- [The task]:
Look through the material below. Copy each line that contains the string "icon".

- [The data]:
# # #

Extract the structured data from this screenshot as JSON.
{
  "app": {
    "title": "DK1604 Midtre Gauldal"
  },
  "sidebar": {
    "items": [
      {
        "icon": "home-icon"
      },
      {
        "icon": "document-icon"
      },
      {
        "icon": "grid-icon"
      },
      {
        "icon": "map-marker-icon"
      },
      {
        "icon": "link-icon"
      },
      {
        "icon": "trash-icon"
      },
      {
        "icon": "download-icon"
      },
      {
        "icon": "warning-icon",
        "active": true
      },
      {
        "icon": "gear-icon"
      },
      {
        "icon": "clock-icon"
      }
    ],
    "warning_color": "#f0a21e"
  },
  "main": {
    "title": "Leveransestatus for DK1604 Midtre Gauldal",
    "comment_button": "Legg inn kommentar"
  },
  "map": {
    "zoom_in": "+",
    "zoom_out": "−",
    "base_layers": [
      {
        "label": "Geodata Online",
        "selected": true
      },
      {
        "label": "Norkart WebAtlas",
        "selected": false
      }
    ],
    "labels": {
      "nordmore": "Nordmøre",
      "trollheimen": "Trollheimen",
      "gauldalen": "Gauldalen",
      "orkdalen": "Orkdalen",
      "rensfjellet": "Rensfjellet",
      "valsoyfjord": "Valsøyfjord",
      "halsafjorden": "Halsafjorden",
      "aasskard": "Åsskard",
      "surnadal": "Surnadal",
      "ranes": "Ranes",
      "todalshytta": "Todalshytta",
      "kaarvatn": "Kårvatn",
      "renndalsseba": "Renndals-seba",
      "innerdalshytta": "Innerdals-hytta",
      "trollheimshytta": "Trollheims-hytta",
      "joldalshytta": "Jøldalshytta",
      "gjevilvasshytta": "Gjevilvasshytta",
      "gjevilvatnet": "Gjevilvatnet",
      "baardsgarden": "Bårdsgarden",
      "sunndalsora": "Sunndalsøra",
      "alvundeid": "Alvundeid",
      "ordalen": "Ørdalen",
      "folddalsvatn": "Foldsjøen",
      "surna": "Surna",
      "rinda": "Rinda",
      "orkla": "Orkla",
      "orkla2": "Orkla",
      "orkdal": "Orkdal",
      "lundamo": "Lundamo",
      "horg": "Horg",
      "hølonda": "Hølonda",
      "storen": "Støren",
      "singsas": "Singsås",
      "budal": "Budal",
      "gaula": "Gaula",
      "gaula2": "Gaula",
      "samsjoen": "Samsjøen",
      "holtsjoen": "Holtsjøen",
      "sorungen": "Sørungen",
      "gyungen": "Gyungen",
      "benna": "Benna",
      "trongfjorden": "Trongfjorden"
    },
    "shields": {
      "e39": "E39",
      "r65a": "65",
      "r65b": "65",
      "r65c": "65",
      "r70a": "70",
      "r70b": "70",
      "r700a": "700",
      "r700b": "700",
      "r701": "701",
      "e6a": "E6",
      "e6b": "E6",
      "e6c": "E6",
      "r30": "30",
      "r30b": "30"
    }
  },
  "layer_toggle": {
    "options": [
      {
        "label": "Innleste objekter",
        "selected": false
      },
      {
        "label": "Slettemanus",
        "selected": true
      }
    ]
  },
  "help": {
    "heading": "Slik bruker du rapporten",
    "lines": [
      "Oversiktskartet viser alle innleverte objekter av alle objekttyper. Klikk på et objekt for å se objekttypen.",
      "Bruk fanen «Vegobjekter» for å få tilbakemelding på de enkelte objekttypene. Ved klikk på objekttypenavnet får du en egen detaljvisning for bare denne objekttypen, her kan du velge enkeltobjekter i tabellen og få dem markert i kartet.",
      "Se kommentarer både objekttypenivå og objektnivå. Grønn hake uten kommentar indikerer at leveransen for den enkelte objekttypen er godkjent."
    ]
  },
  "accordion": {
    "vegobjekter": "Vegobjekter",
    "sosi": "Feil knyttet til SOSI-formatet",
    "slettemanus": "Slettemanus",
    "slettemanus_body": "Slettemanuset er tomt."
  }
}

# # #

- [Expected answer]:
        "icon": "home-icon"
        "icon": "document-icon"
        "icon": "grid-icon"
        "icon": "map-marker-icon"
        "icon": "link-icon"
        "icon": "trash-icon"
        "icon": "download-icon"
        "icon": "warning-icon",
        "icon": "gear-icon"
        "icon": "clock-icon"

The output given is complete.